Like most, pandemic isolation sent Sher on a quest for something, really anything to pass the time. “I just started baking."
One cake turned into two, two into three, and with each baking fit, a neighbor or a friend had a custom cake waiting at their front door.
“At some point, people were like, ‘Okay, no more, we've had enough cake'," Sher joked.
But with every beating of the batter, Sher felt a little better, so the baking continued.
“I started putting pictures online saying ‘Who needs this cake? Who needs this? Who's feeling left out, who's feeling stressed out'?”

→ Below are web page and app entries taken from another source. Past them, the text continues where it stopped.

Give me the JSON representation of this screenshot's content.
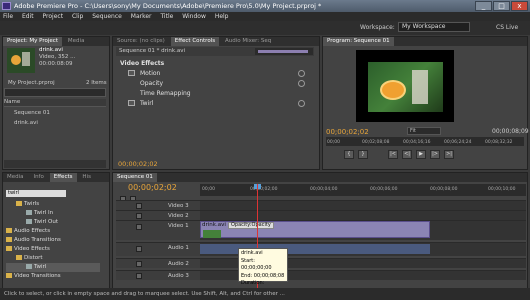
{
  "window": {
    "title": "Adobe Premiere Pro - C:\\Users\\sony\\My Documents\\Adobe\\Premiere Pro\\5.0\\My Project.prproj *",
    "min": "_",
    "max": "□",
    "close": "x"
  },
  "menu": [
    "File",
    "Edit",
    "Project",
    "Clip",
    "Sequence",
    "Marker",
    "Title",
    "Window",
    "Help"
  ],
  "workspace": {
    "label": "Workspace:",
    "value": "My Workspace",
    "cs_live": "CS Live"
  },
  "project_panel": {
    "tabs": [
      "Project: My Project",
      "Media"
    ],
    "clip_name": "drink.avi",
    "clip_info": "Video, 352 ...",
    "clip_duration": "00:00:08:09",
    "project_file": "My Project.prproj",
    "items_count": "2 Items",
    "name_header": "Name",
    "items": [
      "Sequence 01",
      "drink.avi"
    ]
  },
  "effect_controls": {
    "tabs": [
      "Source: (no clips)",
      "Effect Controls",
      "Audio Mixer: Seq"
    ],
    "header": "Sequence 01 * drink.avi",
    "section": "Video Effects",
    "effects": [
      "Motion",
      "Opacity",
      "Time Remapping",
      "Twirl"
    ],
    "timecode": "00;00;02;02"
  },
  "program_monitor": {
    "tab": "Program: Sequence 01",
    "current_time": "00;00;02;02",
    "fit": "Fit",
    "duration": "00;00;08;09",
    "ruler_ticks": [
      "00;00",
      "00;02;08;08",
      "00;04;16;16",
      "00;06;24;24",
      "00;08;32;32"
    ],
    "buttons": [
      "{",
      "}",
      "|<",
      "<|",
      "▶",
      "|>",
      ">|"
    ]
  },
  "effects_panel": {
    "tabs": [
      "Media",
      "Info",
      "Effects",
      "His"
    ],
    "search": "twirl",
    "tree": [
      "Twirls",
      "Twirl In",
      "Twirl Out",
      "Audio Effects",
      "Audio Transitions",
      "Video Effects",
      "Distort",
      "Twirl",
      "Video Transitions"
    ]
  },
  "timeline": {
    "tab": "Sequence 01",
    "timecode": "00;00;02;02",
    "ruler_ticks": [
      "00;00",
      "00;00;02;00",
      "00;00;04;00",
      "00;00;06;00",
      "00;00;08;00",
      "00;00;10;00"
    ],
    "tracks": [
      "Video 3",
      "Video 2",
      "Video 1",
      "Audio 1",
      "Audio 2",
      "Audio 3"
    ],
    "clip_name": "drink.avi",
    "clip_opacity": "Opacity:Opacity",
    "tooltip": {
      "name": "drink.avi",
      "start": "Start: 00;00;00;00",
      "end": "End: 00;00;08;08",
      "duration": "Duration: 00;00;08;09"
    }
  },
  "status": "Click to select, or click in empty space and drag to marquee select. Use Shift, Alt, and Ctrl for other ..."
}
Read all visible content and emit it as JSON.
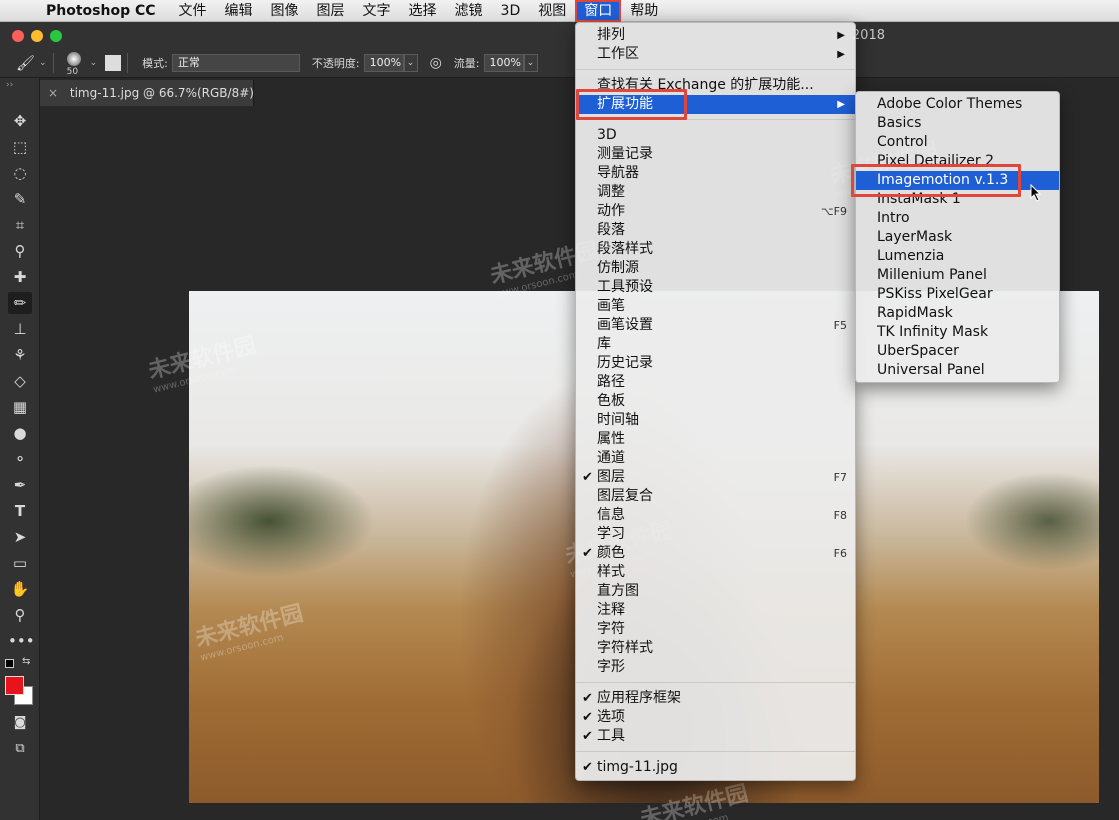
{
  "menubar": {
    "app_name": "Photoshop CC",
    "items": [
      "文件",
      "编辑",
      "图像",
      "图层",
      "文字",
      "选择",
      "滤镜",
      "3D",
      "视图",
      "窗口",
      "帮助"
    ]
  },
  "window": {
    "title_suffix": "2018"
  },
  "options_bar": {
    "brush_size": "50",
    "mode_label": "模式:",
    "mode_value": "正常",
    "opacity_label": "不透明度:",
    "opacity_value": "100%",
    "flow_label": "流量:",
    "flow_value": "100%"
  },
  "document_tab": {
    "title": "timg-11.jpg @ 66.7%(RGB/8#)"
  },
  "window_menu": {
    "items": [
      {
        "label": "排列",
        "submenu": true
      },
      {
        "label": "工作区",
        "submenu": true
      },
      {
        "label": "查找有关 Exchange 的扩展功能..."
      },
      {
        "label": "扩展功能",
        "submenu": true,
        "highlighted": true
      },
      {
        "label": "3D"
      },
      {
        "label": "测量记录"
      },
      {
        "label": "导航器"
      },
      {
        "label": "调整"
      },
      {
        "label": "动作",
        "shortcut": "⌥F9"
      },
      {
        "label": "段落"
      },
      {
        "label": "段落样式"
      },
      {
        "label": "仿制源"
      },
      {
        "label": "工具预设"
      },
      {
        "label": "画笔"
      },
      {
        "label": "画笔设置",
        "shortcut": "F5"
      },
      {
        "label": "库"
      },
      {
        "label": "历史记录"
      },
      {
        "label": "路径"
      },
      {
        "label": "色板"
      },
      {
        "label": "时间轴"
      },
      {
        "label": "属性"
      },
      {
        "label": "通道"
      },
      {
        "label": "图层",
        "shortcut": "F7",
        "checked": true
      },
      {
        "label": "图层复合"
      },
      {
        "label": "信息",
        "shortcut": "F8"
      },
      {
        "label": "学习"
      },
      {
        "label": "颜色",
        "shortcut": "F6",
        "checked": true
      },
      {
        "label": "样式"
      },
      {
        "label": "直方图"
      },
      {
        "label": "注释"
      },
      {
        "label": "字符"
      },
      {
        "label": "字符样式"
      },
      {
        "label": "字形"
      },
      {
        "label": "应用程序框架",
        "checked": true
      },
      {
        "label": "选项",
        "checked": true
      },
      {
        "label": "工具",
        "checked": true
      },
      {
        "label": "timg-11.jpg",
        "checked": true
      }
    ]
  },
  "extensions_menu": {
    "items": [
      {
        "label": "Adobe Color Themes"
      },
      {
        "label": "Basics"
      },
      {
        "label": "Control"
      },
      {
        "label": "Pixel Detailizer 2"
      },
      {
        "label": "Imagemotion v.1.3",
        "highlighted": true
      },
      {
        "label": "InstaMask 1"
      },
      {
        "label": "Intro"
      },
      {
        "label": "LayerMask"
      },
      {
        "label": "Lumenzia"
      },
      {
        "label": "Millenium Panel"
      },
      {
        "label": "PSKiss PixelGear"
      },
      {
        "label": "RapidMask"
      },
      {
        "label": "TK Infinity Mask"
      },
      {
        "label": "UberSpacer"
      },
      {
        "label": "Universal Panel"
      }
    ]
  },
  "watermark": {
    "brand": "未来软件园",
    "url": "www.orsoon.com"
  },
  "colors": {
    "foreground": "#e8141c",
    "background": "#ffffff",
    "highlight": "#1f5fd6",
    "callout": "#e0463c"
  }
}
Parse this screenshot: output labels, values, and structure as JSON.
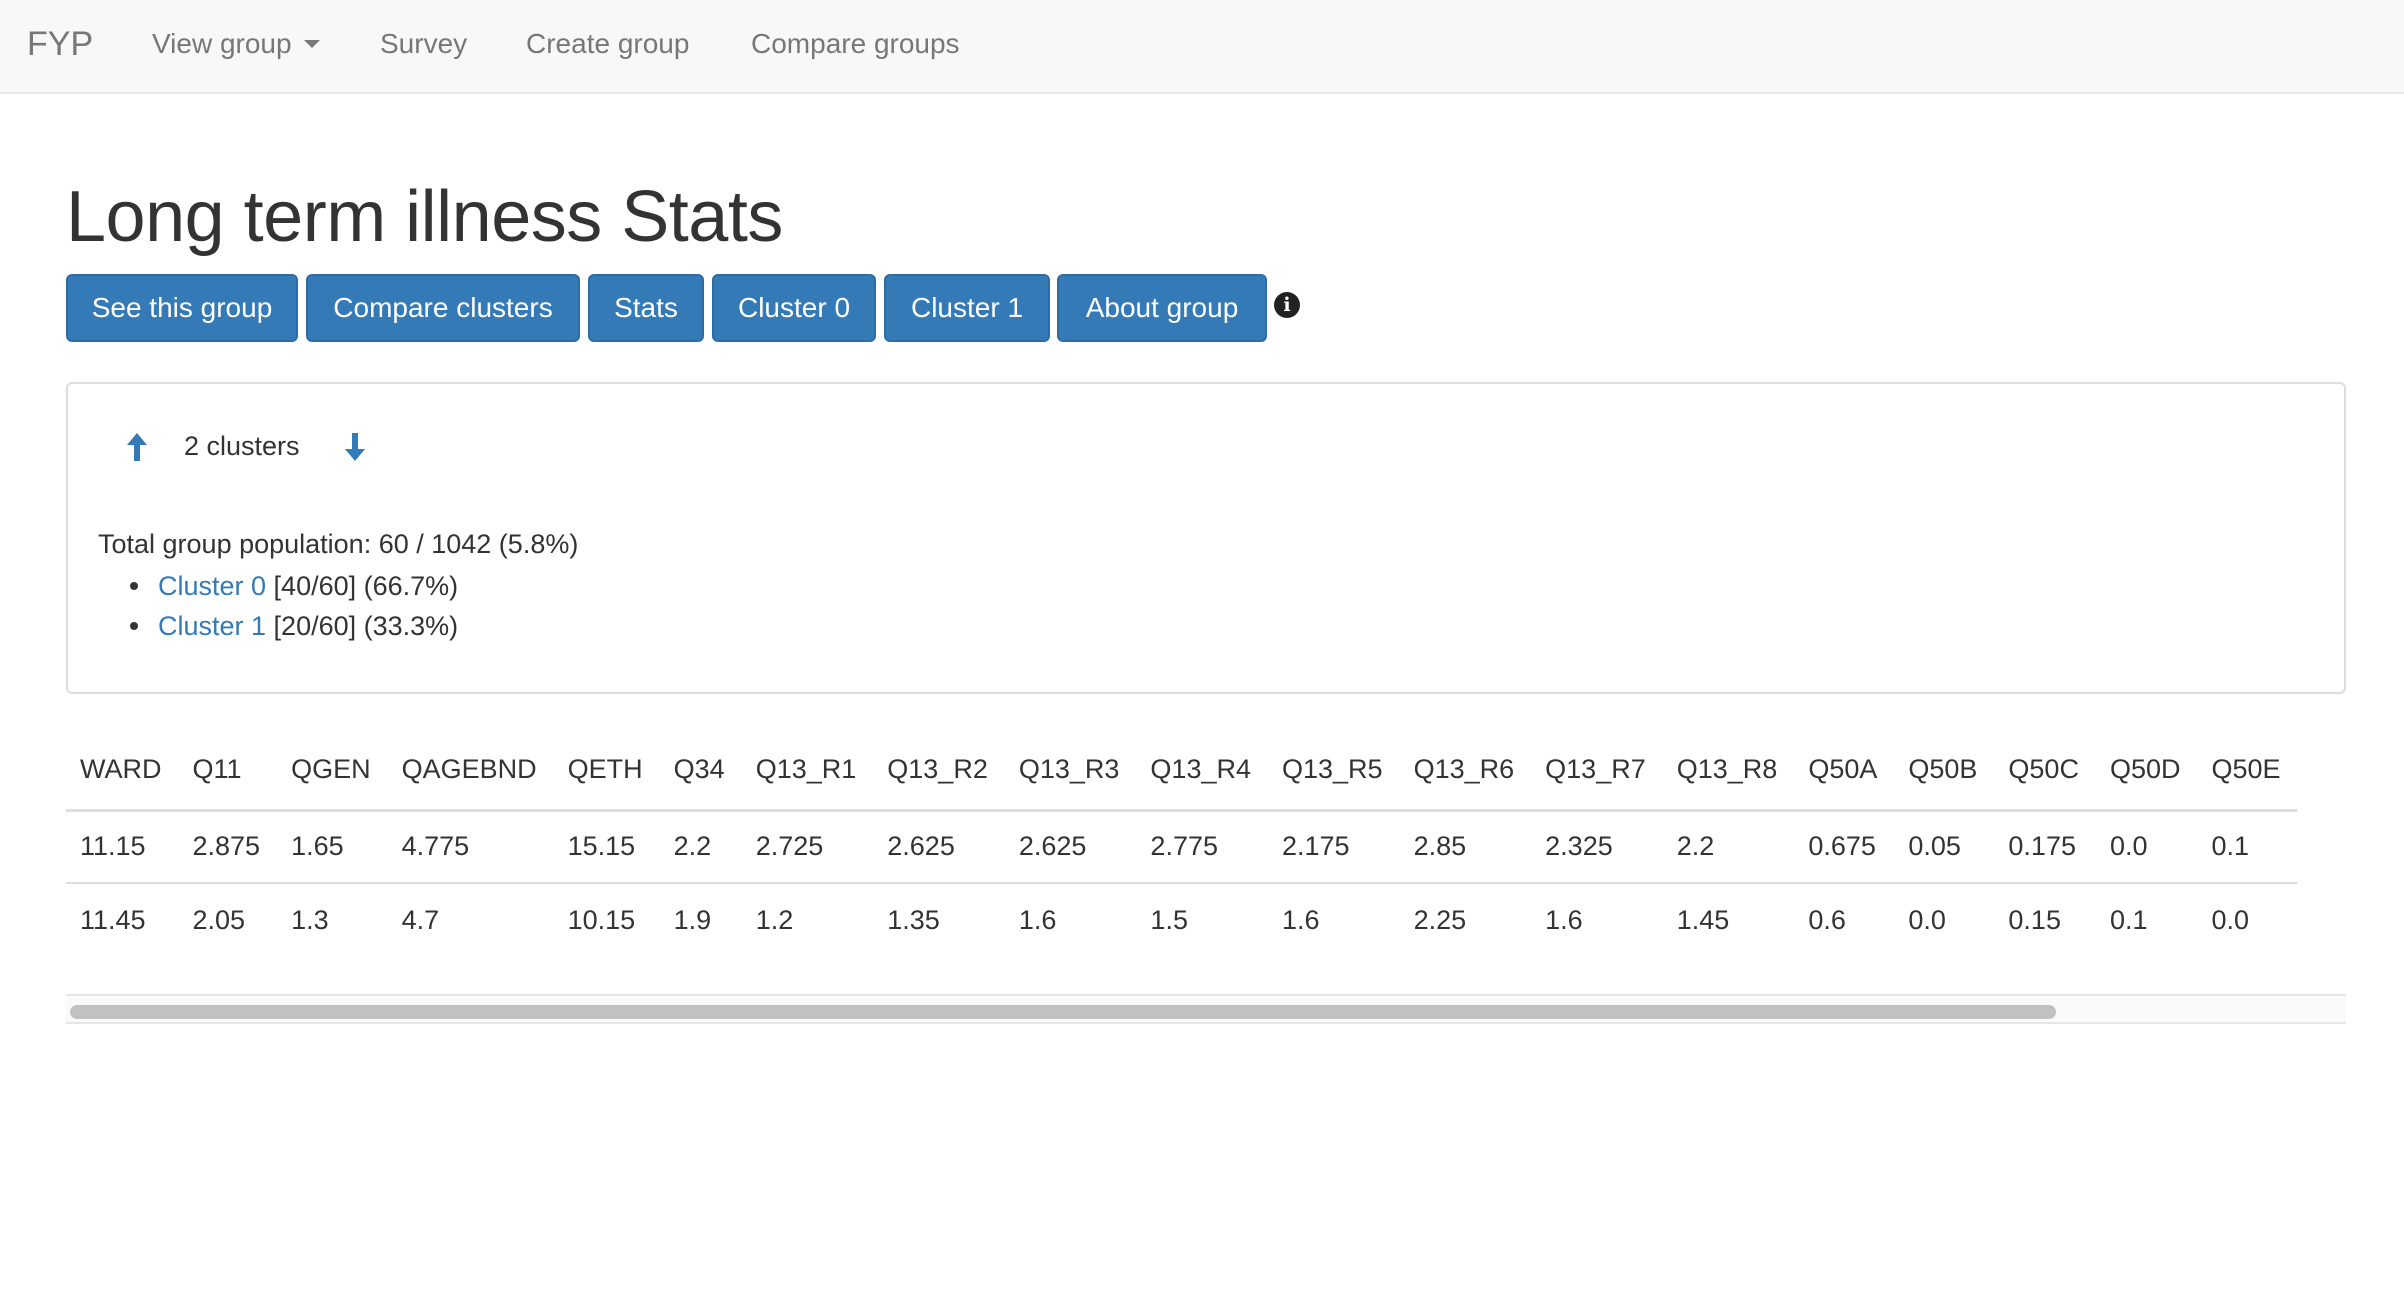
{
  "navbar": {
    "brand": "FYP",
    "items": [
      {
        "label": "View group"
      },
      {
        "label": "Survey"
      },
      {
        "label": "Create group"
      },
      {
        "label": "Compare groups"
      }
    ]
  },
  "page": {
    "title": "Long term illness Stats"
  },
  "buttons": [
    {
      "label": "See this group"
    },
    {
      "label": "Compare clusters"
    },
    {
      "label": "Stats"
    },
    {
      "label": "Cluster 0"
    },
    {
      "label": "Cluster 1"
    },
    {
      "label": "About group"
    }
  ],
  "info_icon": "info-circle-icon",
  "panel": {
    "cluster_count": "2 clusters",
    "total_population": "Total group population: 60 / 1042 (5.8%)",
    "clusters": [
      {
        "link": "Cluster 0",
        "detail": " [40/60] (66.7%)"
      },
      {
        "link": "Cluster 1",
        "detail": " [20/60] (33.3%)"
      }
    ]
  },
  "table": {
    "columns": [
      "WARD",
      "Q11",
      "QGEN",
      "QAGEBND",
      "QETH",
      "Q34",
      "Q13_R1",
      "Q13_R2",
      "Q13_R3",
      "Q13_R4",
      "Q13_R5",
      "Q13_R6",
      "Q13_R7",
      "Q13_R8",
      "Q50A",
      "Q50B",
      "Q50C",
      "Q50D",
      "Q50E"
    ],
    "rows": [
      [
        "11.15",
        "2.875",
        "1.65",
        "4.775",
        "15.15",
        "2.2",
        "2.725",
        "2.625",
        "2.625",
        "2.775",
        "2.175",
        "2.85",
        "2.325",
        "2.2",
        "0.675",
        "0.05",
        "0.175",
        "0.0",
        "0.1"
      ],
      [
        "11.45",
        "2.05",
        "1.3",
        "4.7",
        "10.15",
        "1.9",
        "1.2",
        "1.35",
        "1.6",
        "1.5",
        "1.6",
        "2.25",
        "1.6",
        "1.45",
        "0.6",
        "0.0",
        "0.15",
        "0.1",
        "0.0"
      ]
    ],
    "scroll_position": 0.0
  },
  "colors": {
    "primary": "#337ab7",
    "navbar_bg": "#f8f8f8",
    "nav_text": "#777777",
    "text": "#333333"
  }
}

Without any plan, Sher's work to spread joy through baking exploded as customers came calling, ordering cakes for their neighbors, loved ones, colleagues, and friends.
Sher called it #CakeItForward, a movement to share positivity through cake. The trend eventually turned into a pandemic-born business called Missoula Cakes.
“I realized I was buying, you know, industrial-sized packs of everything. Fifty pounds of flour, 100 cake boxes, 20 pounds of butter at a time and it was getting really expensive.” - Jeremy Sher
A business plan fell from the sky as effortlessly as the powdered sugar atop his dessert, but 2021 has been anything but a piece of cake for this pastry chef.
“I had 25 to 30 orders in the books going into Christmas, and then I tested positive for COVID,” said Sher.
Not to mention the ingredients he buys locally have been hit by the supply shortage. He also had surgery somewhere in there.
Even pandemic success stories have their sour moments. “I do everything,” said Sher, “I shop, I clean, I deliver, and of course I make everything.”
Despite the challenges of entrepreneurship, one year later Sher is doing better than ever — both in his business and in his personal life.
He believes it's the motive behind his deliveries that keep the cakes coming and the business running. “This notion of taking care of other people is at the heart of what I do.”
A year ago, this cake master might not have considered Missoula much of a home.
“Pre-pandemic, I was considering leaving Missoula because I couldn't find the opportunities that I needed to.”
Today, he can’t imagine leaving, and there’s a cake to thank for that.
“That's a really weird blessing that the whole pandemic has sort of sent my way.”